(WHAT YOU ARE ASKED TO DO):
The job is to find each line in the entries holding the string "description" and copy that line.

(RECORD EXCERPTS)

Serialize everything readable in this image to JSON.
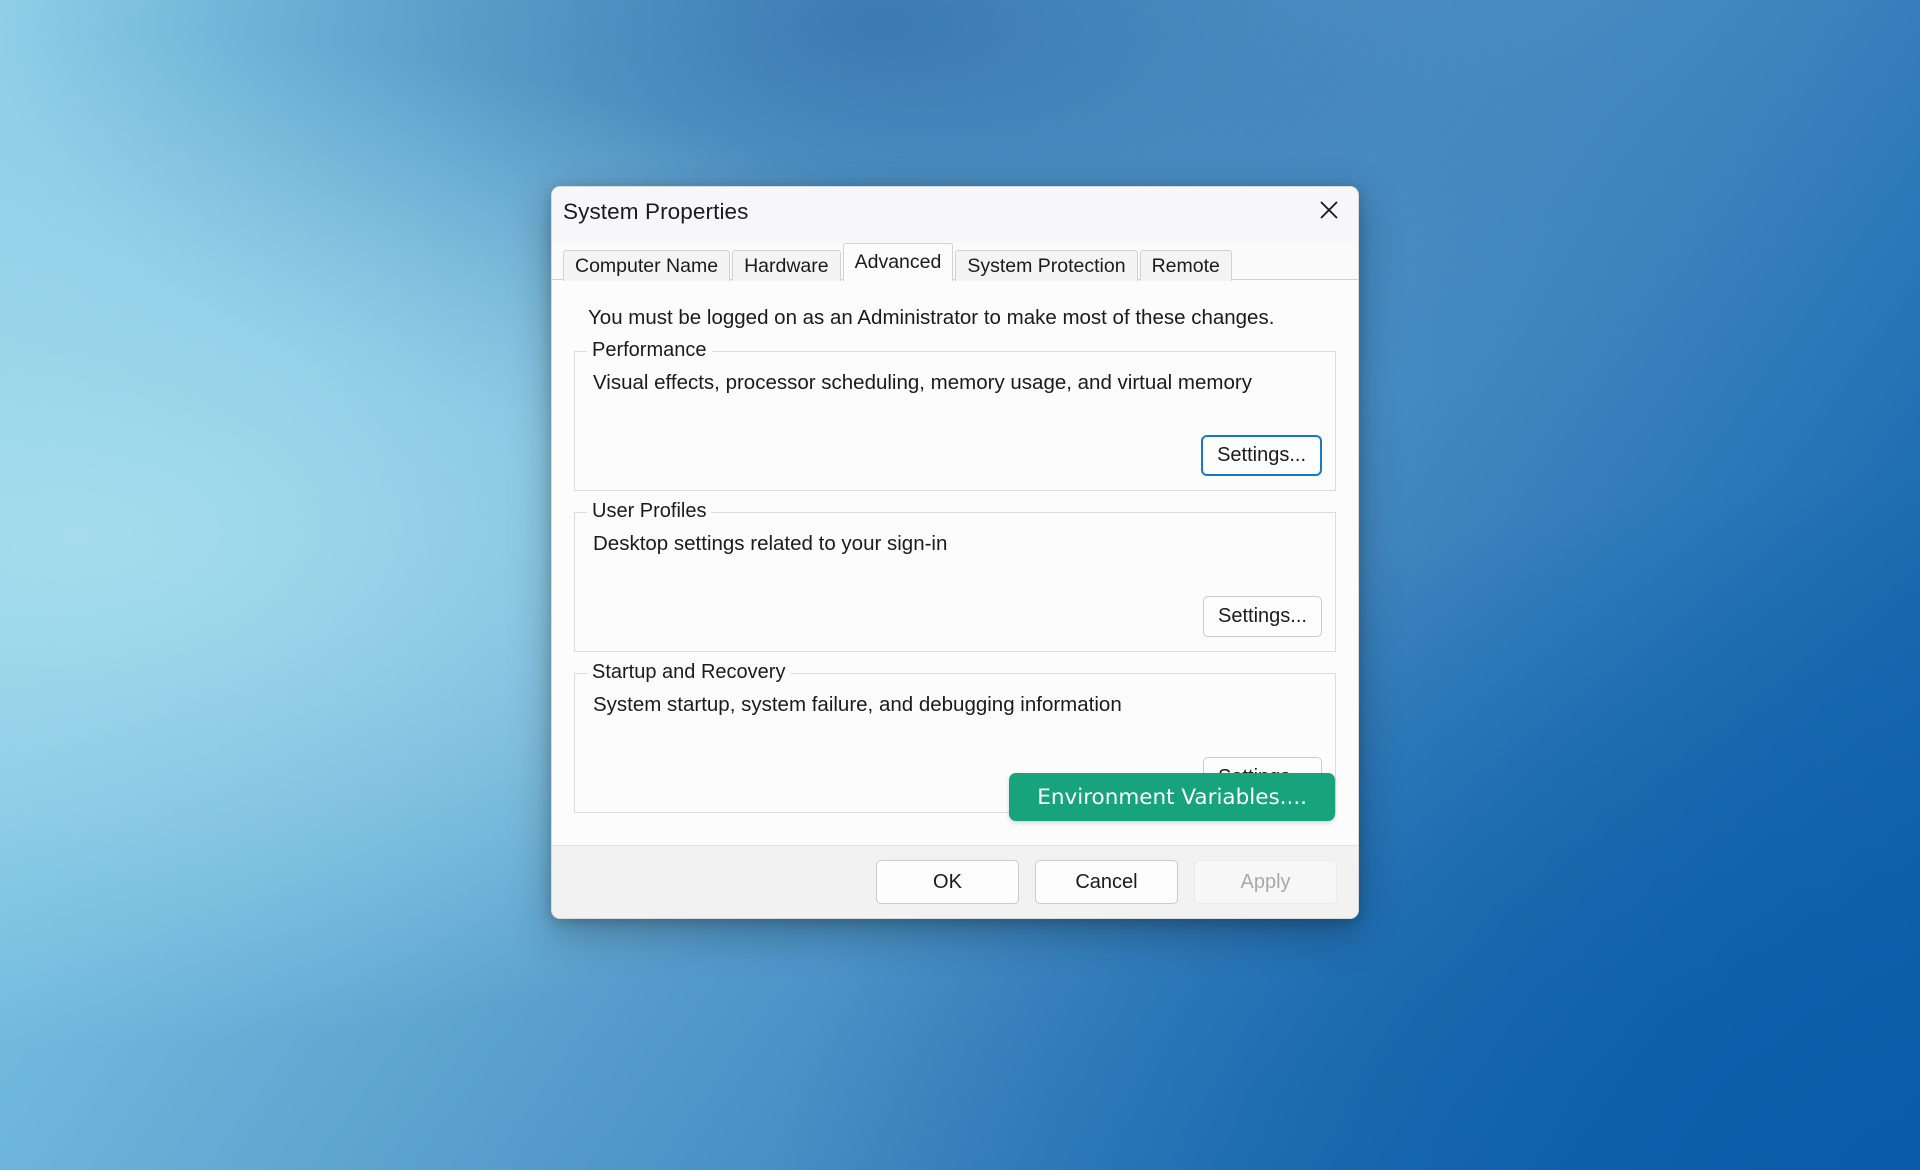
{
  "window": {
    "title": "System Properties",
    "close_icon": "close-icon"
  },
  "tabs": [
    {
      "label": "Computer Name",
      "active": false
    },
    {
      "label": "Hardware",
      "active": false
    },
    {
      "label": "Advanced",
      "active": true
    },
    {
      "label": "System Protection",
      "active": false
    },
    {
      "label": "Remote",
      "active": false
    }
  ],
  "content": {
    "notice": "You must be logged on as an Administrator to make most of these changes.",
    "groups": [
      {
        "label": "Performance",
        "description": "Visual effects, processor scheduling, memory usage, and virtual memory",
        "button_label": "Settings...",
        "focused": true
      },
      {
        "label": "User Profiles",
        "description": "Desktop settings related to your sign-in",
        "button_label": "Settings...",
        "focused": false
      },
      {
        "label": "Startup and Recovery",
        "description": "System startup, system failure, and debugging information",
        "button_label": "Settings...",
        "focused": false
      }
    ],
    "environment_variables_label": "Environment Variables...."
  },
  "footer": {
    "ok_label": "OK",
    "cancel_label": "Cancel",
    "apply_label": "Apply"
  },
  "colors": {
    "accent_green": "#17a47c",
    "focus_blue": "#1878c8",
    "dialog_background": "#fcfcfc",
    "footer_background": "#f2f2f2"
  }
}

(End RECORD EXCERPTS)

(RESULT OF THIS EXERCISE):
        "description": "Visual effects, processor scheduling, memory usage, and virtual memory",
        "description": "Desktop settings related to your sign-in",
        "description": "System startup, system failure, and debugging information",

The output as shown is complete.